*** SUPPLIED DATA Section Begins ***
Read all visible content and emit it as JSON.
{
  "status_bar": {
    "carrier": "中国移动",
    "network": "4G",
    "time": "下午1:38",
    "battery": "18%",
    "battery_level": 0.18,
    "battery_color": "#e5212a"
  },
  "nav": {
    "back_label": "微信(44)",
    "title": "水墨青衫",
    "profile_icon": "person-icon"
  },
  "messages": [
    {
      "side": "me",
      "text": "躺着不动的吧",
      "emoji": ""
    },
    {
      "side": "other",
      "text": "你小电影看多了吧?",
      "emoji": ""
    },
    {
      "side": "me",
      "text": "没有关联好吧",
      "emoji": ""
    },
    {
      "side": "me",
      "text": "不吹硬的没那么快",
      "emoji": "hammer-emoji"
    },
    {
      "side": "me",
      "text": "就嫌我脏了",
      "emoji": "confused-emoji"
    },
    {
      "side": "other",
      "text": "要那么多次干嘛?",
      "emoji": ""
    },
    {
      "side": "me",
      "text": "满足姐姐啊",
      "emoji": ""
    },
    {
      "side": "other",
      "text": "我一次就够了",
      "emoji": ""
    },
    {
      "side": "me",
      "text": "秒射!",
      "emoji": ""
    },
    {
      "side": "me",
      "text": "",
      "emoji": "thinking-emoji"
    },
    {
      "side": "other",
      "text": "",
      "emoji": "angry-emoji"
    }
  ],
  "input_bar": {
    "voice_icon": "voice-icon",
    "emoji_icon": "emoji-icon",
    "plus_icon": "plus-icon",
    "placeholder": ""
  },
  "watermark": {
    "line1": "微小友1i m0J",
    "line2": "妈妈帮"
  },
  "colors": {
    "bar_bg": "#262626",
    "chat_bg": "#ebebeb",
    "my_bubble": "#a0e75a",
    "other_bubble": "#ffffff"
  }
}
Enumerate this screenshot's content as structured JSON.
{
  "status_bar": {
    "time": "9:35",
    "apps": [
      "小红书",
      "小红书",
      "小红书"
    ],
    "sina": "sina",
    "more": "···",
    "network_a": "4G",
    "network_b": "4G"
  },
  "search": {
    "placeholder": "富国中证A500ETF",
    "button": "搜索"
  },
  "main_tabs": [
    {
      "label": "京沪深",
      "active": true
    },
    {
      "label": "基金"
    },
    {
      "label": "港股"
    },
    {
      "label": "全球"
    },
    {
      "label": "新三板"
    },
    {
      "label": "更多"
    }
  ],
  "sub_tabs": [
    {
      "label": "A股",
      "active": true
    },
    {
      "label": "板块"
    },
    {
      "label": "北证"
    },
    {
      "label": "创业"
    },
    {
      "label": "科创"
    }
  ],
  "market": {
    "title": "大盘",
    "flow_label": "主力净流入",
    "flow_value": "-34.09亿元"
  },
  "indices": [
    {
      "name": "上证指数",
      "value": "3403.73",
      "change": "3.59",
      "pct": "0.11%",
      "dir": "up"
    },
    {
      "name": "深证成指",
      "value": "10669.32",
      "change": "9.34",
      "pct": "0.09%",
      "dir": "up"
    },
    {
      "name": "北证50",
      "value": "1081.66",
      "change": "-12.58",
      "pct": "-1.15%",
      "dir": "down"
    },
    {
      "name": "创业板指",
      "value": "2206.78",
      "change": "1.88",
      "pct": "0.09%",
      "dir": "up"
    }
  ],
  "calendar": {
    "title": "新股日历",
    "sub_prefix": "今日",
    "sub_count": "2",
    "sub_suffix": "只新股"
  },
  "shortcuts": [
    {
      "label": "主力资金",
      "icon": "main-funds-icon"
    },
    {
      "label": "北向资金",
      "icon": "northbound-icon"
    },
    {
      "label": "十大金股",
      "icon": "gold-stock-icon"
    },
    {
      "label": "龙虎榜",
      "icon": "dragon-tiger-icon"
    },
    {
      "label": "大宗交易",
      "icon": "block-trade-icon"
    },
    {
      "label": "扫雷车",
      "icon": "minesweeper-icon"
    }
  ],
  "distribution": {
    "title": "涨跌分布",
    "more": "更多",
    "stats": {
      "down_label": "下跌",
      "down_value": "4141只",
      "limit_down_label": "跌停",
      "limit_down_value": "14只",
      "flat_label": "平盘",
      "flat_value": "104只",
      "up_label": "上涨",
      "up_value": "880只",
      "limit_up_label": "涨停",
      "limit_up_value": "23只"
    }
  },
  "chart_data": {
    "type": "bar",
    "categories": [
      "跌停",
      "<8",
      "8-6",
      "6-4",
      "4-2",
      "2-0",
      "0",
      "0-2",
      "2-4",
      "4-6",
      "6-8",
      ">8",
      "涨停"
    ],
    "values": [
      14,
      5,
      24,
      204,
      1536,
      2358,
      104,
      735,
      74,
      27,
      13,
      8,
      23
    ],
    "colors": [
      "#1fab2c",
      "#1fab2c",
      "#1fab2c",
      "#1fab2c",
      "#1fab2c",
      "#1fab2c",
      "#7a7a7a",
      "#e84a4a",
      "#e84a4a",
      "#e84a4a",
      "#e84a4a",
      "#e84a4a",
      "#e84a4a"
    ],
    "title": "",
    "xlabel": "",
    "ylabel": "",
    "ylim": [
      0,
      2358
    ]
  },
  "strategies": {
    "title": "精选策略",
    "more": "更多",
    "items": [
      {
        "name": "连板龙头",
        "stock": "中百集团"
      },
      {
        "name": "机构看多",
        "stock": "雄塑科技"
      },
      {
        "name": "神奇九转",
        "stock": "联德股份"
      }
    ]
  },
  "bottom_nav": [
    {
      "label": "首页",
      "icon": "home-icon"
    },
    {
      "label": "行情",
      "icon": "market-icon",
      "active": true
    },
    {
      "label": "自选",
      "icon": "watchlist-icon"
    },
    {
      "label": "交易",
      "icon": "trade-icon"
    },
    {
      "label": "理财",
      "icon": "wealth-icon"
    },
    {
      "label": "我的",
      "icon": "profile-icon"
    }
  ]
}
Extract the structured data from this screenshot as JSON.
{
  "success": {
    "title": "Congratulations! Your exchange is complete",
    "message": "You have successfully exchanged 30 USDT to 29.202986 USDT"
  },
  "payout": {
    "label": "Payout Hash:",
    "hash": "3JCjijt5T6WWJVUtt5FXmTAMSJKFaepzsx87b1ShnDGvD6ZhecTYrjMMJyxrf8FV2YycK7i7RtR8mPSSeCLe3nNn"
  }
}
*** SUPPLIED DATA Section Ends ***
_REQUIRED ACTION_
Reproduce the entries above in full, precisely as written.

_ANSWER TO THIS EXERCISE_
Read all visible content and emit it as JSON.
{
  "status_bar": {
    "carrier": "中国移动",
    "network": "4G",
    "time": "下午1:38",
    "battery": "18%",
    "battery_level": 0.18,
    "battery_color": "#e5212a"
  },
  "nav": {
    "back_label": "微信(44)",
    "title": "水墨青衫",
    "profile_icon": "person-icon"
  },
  "messages": [
    {
      "side": "me",
      "text": "躺着不动的吧",
      "emoji": ""
    },
    {
      "side": "other",
      "text": "你小电影看多了吧?",
      "emoji": ""
    },
    {
      "side": "me",
      "text": "没有关联好吧",
      "emoji": ""
    },
    {
      "side": "me",
      "text": "不吹硬的没那么快",
      "emoji": "hammer-emoji"
    },
    {
      "side": "me",
      "text": "就嫌我脏了",
      "emoji": "confused-emoji"
    },
    {
      "side": "other",
      "text": "要那么多次干嘛?",
      "emoji": ""
    },
    {
      "side": "me",
      "text": "满足姐姐啊",
      "emoji": ""
    },
    {
      "side": "other",
      "text": "我一次就够了",
      "emoji": ""
    },
    {
      "side": "me",
      "text": "秒射!",
      "emoji": ""
    },
    {
      "side": "me",
      "text": "",
      "emoji": "thinking-emoji"
    },
    {
      "side": "other",
      "text": "",
      "emoji": "angry-emoji"
    }
  ],
  "input_bar": {
    "voice_icon": "voice-icon",
    "emoji_icon": "emoji-icon",
    "plus_icon": "plus-icon",
    "placeholder": ""
  },
  "watermark": {
    "line1": "微小友1i m0J",
    "line2": "妈妈帮"
  },
  "colors": {
    "bar_bg": "#262626",
    "chat_bg": "#ebebeb",
    "my_bubble": "#a0e75a",
    "other_bubble": "#ffffff"
  }
}
Enumerate this screenshot's content as structured JSON.
{
  "status_bar": {
    "time": "9:35",
    "apps": [
      "小红书",
      "小红书",
      "小红书"
    ],
    "sina": "sina",
    "more": "···",
    "network_a": "4G",
    "network_b": "4G"
  },
  "search": {
    "placeholder": "富国中证A500ETF",
    "button": "搜索"
  },
  "main_tabs": [
    {
      "label": "京沪深",
      "active": true
    },
    {
      "label": "基金"
    },
    {
      "label": "港股"
    },
    {
      "label": "全球"
    },
    {
      "label": "新三板"
    },
    {
      "label": "更多"
    }
  ],
  "sub_tabs": [
    {
      "label": "A股",
      "active": true
    },
    {
      "label": "板块"
    },
    {
      "label": "北证"
    },
    {
      "label": "创业"
    },
    {
      "label": "科创"
    }
  ],
  "market": {
    "title": "大盘",
    "flow_label": "主力净流入",
    "flow_value": "-34.09亿元"
  },
  "indices": [
    {
      "name": "上证指数",
      "value": "3403.73",
      "change": "3.59",
      "pct": "0.11%",
      "dir": "up"
    },
    {
      "name": "深证成指",
      "value": "10669.32",
      "change": "9.34",
      "pct": "0.09%",
      "dir": "up"
    },
    {
      "name": "北证50",
      "value": "1081.66",
      "change": "-12.58",
      "pct": "-1.15%",
      "dir": "down"
    },
    {
      "name": "创业板指",
      "value": "2206.78",
      "change": "1.88",
      "pct": "0.09%",
      "dir": "up"
    }
  ],
  "calendar": {
    "title": "新股日历",
    "sub_prefix": "今日",
    "sub_count": "2",
    "sub_suffix": "只新股"
  },
  "shortcuts": [
    {
      "label": "主力资金",
      "icon": "main-funds-icon"
    },
    {
      "label": "北向资金",
      "icon": "northbound-icon"
    },
    {
      "label": "十大金股",
      "icon": "gold-stock-icon"
    },
    {
      "label": "龙虎榜",
      "icon": "dragon-tiger-icon"
    },
    {
      "label": "大宗交易",
      "icon": "block-trade-icon"
    },
    {
      "label": "扫雷车",
      "icon": "minesweeper-icon"
    }
  ],
  "distribution": {
    "title": "涨跌分布",
    "more": "更多",
    "stats": {
      "down_label": "下跌",
      "down_value": "4141只",
      "limit_down_label": "跌停",
      "limit_down_value": "14只",
      "flat_label": "平盘",
      "flat_value": "104只",
      "up_label": "上涨",
      "up_value": "880只",
      "limit_up_label": "涨停",
      "limit_up_value": "23只"
    }
  },
  "chart_data": {
    "type": "bar",
    "categories": [
      "跌停",
      "<8",
      "8-6",
      "6-4",
      "4-2",
      "2-0",
      "0",
      "0-2",
      "2-4",
      "4-6",
      "6-8",
      ">8",
      "涨停"
    ],
    "values": [
      14,
      5,
      24,
      204,
      1536,
      2358,
      104,
      735,
      74,
      27,
      13,
      8,
      23
    ],
    "colors": [
      "#1fab2c",
      "#1fab2c",
      "#1fab2c",
      "#1fab2c",
      "#1fab2c",
      "#1fab2c",
      "#7a7a7a",
      "#e84a4a",
      "#e84a4a",
      "#e84a4a",
      "#e84a4a",
      "#e84a4a",
      "#e84a4a"
    ],
    "title": "",
    "xlabel": "",
    "ylabel": "",
    "ylim": [
      0,
      2358
    ]
  },
  "strategies": {
    "title": "精选策略",
    "more": "更多",
    "items": [
      {
        "name": "连板龙头",
        "stock": "中百集团"
      },
      {
        "name": "机构看多",
        "stock": "雄塑科技"
      },
      {
        "name": "神奇九转",
        "stock": "联德股份"
      }
    ]
  },
  "bottom_nav": [
    {
      "label": "首页",
      "icon": "home-icon"
    },
    {
      "label": "行情",
      "icon": "market-icon",
      "active": true
    },
    {
      "label": "自选",
      "icon": "watchlist-icon"
    },
    {
      "label": "交易",
      "icon": "trade-icon"
    },
    {
      "label": "理财",
      "icon": "wealth-icon"
    },
    {
      "label": "我的",
      "icon": "profile-icon"
    }
  ]
}
Extract the structured data from this screenshot as JSON.
{
  "success": {
    "title": "Congratulations! Your exchange is complete",
    "message": "You have successfully exchanged 30 USDT to 29.202986 USDT"
  },
  "payout": {
    "label": "Payout Hash:",
    "hash": "3JCjijt5T6WWJVUtt5FXmTAMSJKFaepzsx87b1ShnDGvD6ZhecTYrjMMJyxrf8FV2YycK7i7RtR8mPSSeCLe3nNn"
  }
}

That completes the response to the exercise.